“For when our souls have learn’d the heat to bear,
The cloud will vanish, we shall hear His voice,
Saying, ‘Come out from the grove, my love and care
And round my golden tent like lambs rejoice’,”
Thus did my mother say, and kissed me;
And thus I say to little English boy.
When I from black and he from white cloud free,
And round the tent of God like lambs we joy
I’ll shade him from the heat till he can bear
To lean in joy upon our Father’s knee;
And then I’ll stand and stroke his silver hair,
And be like him, and he will then love me.
Question: Do you see racism in this poem? If so, explain briefly.
BTW, William Blake, an English pre-Romantic, is one of my favorite poets.
How do we live in creation? Do we relate to it as a place full of “things” we can use for whatever need we want to fulfill and whatever goal we wish to accomplish? Or do we see creation first of all as a sacramental reality, a sacred space where God reveals to us the immense beauty of the Divine?
As long as we only use creation, we cannot recognise its sacredness because we are approaching it as if we are its owners. But when we relate to all that surrounds us as created by the same God who created us and as the place where God appears to us and calls us to worship and adoration, then we are able to recognise the sacred quality of all God’s handiwork.
I just read a beautiful, healing poem on Autumnrose’s blog.
Then I saw Karen’s rainbow pictures.
The Created Order as Sacrament by Henri Nouwen
“When God took on flesh in Jesus Christ, the uncreated and the created, the eternal and the temporal, the divine and the human became united. This unity meant that all that is mortal now points to the immortal, all that is finite now points to the infinite. In and through Jesus all creation has become like a splendid veil, through which the face of God is revealed to us.
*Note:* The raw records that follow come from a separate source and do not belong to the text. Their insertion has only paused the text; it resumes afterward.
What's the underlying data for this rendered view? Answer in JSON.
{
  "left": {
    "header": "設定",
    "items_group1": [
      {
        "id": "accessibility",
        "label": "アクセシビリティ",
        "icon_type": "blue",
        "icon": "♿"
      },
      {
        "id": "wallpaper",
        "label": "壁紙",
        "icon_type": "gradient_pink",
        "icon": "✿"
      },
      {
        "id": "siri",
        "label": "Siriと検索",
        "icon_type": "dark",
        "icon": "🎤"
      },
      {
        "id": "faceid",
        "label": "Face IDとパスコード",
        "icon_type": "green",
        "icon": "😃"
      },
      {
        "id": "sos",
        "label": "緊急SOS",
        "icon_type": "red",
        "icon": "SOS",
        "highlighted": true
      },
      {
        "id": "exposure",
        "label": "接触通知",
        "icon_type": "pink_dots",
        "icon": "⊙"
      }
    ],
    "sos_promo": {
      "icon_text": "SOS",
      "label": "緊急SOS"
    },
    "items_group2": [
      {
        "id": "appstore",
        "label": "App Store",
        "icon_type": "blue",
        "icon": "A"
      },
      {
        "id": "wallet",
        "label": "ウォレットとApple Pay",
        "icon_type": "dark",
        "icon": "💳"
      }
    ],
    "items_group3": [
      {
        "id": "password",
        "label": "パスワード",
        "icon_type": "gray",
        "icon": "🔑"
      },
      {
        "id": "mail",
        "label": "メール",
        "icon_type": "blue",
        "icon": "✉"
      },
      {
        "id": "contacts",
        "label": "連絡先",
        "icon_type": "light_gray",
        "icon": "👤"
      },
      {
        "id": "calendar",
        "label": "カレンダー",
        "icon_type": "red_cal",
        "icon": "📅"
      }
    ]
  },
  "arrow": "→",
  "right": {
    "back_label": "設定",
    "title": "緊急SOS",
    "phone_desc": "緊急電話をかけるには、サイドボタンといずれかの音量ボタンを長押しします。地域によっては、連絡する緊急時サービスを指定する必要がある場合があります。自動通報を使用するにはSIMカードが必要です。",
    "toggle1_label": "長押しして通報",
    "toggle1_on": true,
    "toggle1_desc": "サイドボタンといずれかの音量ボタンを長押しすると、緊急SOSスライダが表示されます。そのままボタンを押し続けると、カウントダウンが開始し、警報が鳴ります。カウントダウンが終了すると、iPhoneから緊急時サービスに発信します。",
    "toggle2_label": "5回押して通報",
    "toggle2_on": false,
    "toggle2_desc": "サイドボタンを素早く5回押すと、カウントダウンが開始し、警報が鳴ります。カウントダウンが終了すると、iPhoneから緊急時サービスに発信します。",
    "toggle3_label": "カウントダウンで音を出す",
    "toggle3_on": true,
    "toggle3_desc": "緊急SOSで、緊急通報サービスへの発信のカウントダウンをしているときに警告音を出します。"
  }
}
This is called the sacramental quality of the created order. All that is is sacred because all that is speaks of God’s redeeming love. Seas and winds, mountains and trees, sun, moon, and stars, and all the animals and people have become sacred windows offering us glimpses of God.”
Thoughts from Thomas Merton
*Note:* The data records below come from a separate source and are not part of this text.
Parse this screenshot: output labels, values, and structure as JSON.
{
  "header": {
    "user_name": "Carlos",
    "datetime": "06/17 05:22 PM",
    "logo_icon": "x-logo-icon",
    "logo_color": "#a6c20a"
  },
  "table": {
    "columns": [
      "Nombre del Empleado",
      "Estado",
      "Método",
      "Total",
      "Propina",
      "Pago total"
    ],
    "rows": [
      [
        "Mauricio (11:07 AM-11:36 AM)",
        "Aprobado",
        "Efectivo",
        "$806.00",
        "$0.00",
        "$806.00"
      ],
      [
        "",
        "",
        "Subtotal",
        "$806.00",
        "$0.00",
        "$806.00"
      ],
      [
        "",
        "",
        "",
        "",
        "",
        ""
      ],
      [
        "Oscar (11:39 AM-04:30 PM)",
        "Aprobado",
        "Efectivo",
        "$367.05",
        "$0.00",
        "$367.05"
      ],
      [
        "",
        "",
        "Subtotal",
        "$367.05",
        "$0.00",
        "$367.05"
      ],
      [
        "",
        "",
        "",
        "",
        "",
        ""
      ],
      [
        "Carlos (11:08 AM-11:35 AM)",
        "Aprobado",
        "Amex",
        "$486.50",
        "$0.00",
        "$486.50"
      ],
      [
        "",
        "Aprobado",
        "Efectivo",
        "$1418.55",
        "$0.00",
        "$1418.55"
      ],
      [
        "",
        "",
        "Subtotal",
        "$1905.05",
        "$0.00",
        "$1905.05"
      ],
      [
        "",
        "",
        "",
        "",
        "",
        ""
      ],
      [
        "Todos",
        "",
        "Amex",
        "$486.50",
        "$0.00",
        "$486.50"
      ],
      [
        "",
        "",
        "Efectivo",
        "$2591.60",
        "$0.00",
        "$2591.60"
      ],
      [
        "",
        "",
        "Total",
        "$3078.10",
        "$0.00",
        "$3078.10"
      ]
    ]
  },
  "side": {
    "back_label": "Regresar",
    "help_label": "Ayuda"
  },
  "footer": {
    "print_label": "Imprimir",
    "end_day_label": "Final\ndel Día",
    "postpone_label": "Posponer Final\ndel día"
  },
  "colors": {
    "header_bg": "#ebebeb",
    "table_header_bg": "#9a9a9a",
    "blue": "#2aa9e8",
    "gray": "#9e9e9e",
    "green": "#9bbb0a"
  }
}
“Do you want to know God? Then learn to understand the weaknesses and imperfections of [others]. But how can you understand the weaknesses of others unless you understand your own? And how can you see the meaning of your own limitations until you have received mercy from God, by which you know yourself and Him? It is not sufficient to forgive others: we must forgive them with humility and compassion. If we forgive them without humility, our forgiveness is a mockery: it presupposes that we are better than they.
We overcome the evil in the world by the charity and compassion of God, and in so doing we drive all evil out of our own hearts.”
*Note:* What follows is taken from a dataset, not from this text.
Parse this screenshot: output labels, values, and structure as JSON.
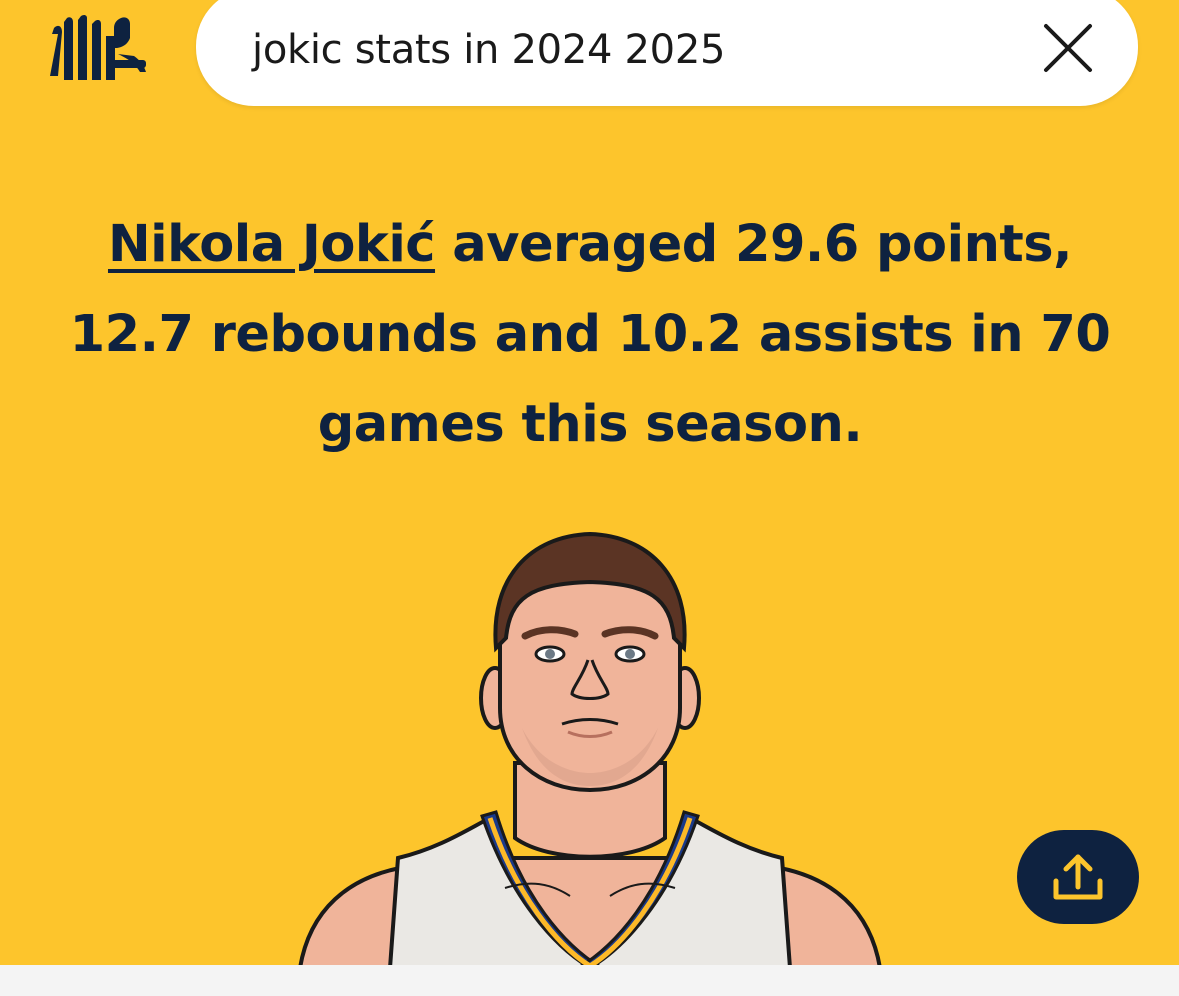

Thomas Merton. No Man Is An Island. New York: Doubleday and Company, 1955: 163.
I did not ask
to know what I know,
to stand before God
Spirit-filled to the brim—
a prophetic, new voice
within me. Why am I
chosen as speaker,
whose variant words
questioned? It would be
easier to believe as
others believe, to label
what I didn’t seek
but often say,
call it false tidings
not ones of racial salvation.
It is easier to argue
than to listen, easier to
hear the roar of a preacher
than an out-of-place lion,
easier to look for
revelation only from
John. It is easier still
to walk on the white,
stone path toward a country
church or store-front church
than it is to chop one’s
way through the hot, humid
jungles of Azania—
the continent from which
native churches now send
missionaries to America,
so Americans, too, can find
their way toward the Truth,
and the Light, Who is both
dark-skinned and Jesus.
It is a beautiful day, the day the Lord has made. Be glad today.
It’s all about the ordinary, the unspectacular, isn’t it? That’s where you always find wonder. Melissa tagged me, so I will do it.
Here are six unspectacular things about me:
1. My middle name is Rae, after my Dad, whose middle name was Ray.
2. I love the soft texture of apricots.
3. I have never lived alone.
4. Eggs are about the only food I will not eat. Ever.
5. In the 39 years since Bill and I got married, I’ve had four cats but no dogs.
6. I don’t have a favorite color.
Meme terms & conditions
1. link the person who tagged you
2. mention the rules on your blog
3. list 6 unspectacular things about you
4. tag 6 other bloggers by linking them